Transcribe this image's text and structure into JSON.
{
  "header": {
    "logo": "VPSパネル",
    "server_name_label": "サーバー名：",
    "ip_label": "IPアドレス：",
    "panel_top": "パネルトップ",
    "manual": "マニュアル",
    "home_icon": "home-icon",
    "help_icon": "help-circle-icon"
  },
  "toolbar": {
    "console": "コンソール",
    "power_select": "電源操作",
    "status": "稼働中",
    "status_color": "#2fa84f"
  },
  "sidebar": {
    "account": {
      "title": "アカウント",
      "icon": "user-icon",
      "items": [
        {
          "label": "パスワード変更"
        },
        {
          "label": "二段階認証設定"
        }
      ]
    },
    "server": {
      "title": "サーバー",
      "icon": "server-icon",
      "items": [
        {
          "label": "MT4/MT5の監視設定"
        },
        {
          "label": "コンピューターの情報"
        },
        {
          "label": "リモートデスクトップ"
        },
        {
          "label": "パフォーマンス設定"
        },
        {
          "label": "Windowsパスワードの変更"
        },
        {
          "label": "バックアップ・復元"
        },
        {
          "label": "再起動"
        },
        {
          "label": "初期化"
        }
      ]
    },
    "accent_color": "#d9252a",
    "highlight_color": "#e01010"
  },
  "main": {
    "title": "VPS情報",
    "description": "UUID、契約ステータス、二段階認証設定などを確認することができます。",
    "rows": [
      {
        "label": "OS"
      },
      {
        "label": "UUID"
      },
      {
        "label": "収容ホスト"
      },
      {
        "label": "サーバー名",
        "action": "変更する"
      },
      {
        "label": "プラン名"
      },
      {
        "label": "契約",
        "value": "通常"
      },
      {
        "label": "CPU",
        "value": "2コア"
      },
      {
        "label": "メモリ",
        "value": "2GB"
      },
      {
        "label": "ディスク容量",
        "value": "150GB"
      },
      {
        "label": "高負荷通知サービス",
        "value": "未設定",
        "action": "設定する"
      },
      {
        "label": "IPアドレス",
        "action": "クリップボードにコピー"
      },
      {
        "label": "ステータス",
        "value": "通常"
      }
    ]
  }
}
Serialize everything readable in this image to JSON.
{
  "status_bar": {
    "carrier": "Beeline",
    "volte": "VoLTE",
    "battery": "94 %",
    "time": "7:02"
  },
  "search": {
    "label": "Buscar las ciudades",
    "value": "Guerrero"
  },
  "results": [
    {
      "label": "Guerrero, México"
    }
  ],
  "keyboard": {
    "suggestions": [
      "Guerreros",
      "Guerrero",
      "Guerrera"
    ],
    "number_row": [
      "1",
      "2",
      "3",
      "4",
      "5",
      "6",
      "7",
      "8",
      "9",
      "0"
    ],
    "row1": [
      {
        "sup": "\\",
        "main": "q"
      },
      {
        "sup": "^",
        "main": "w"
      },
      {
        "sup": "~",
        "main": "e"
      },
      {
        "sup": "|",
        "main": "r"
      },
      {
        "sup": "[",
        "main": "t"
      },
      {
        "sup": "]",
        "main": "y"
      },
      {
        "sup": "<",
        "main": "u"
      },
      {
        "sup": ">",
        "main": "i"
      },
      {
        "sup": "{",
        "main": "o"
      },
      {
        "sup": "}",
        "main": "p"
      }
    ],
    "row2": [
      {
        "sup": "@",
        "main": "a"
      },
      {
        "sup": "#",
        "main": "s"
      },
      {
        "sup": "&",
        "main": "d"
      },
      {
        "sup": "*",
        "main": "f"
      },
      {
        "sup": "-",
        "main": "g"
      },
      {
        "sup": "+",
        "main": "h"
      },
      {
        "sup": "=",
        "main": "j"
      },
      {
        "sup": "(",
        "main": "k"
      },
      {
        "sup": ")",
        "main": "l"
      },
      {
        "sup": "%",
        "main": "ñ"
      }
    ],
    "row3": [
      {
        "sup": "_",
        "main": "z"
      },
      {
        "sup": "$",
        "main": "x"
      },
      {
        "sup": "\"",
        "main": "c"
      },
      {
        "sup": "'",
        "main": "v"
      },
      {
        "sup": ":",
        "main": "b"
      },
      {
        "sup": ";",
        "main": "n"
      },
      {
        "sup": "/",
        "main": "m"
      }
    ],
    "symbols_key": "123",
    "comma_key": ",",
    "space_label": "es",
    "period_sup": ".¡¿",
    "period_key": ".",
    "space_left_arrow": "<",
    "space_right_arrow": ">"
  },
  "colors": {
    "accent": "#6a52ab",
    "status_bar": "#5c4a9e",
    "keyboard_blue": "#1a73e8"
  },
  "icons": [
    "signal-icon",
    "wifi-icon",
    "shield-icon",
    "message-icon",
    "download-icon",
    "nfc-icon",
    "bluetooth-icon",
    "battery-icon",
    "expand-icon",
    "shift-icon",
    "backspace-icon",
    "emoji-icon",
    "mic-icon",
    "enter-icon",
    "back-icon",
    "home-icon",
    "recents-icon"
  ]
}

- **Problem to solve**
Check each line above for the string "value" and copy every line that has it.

- **Your solution**
        "value": "通常"
        "value": "2コア"
        "value": "2GB"
        "value": "150GB"
        "value": "未設定",
        "value": "通常"
    "value": "Guerrero"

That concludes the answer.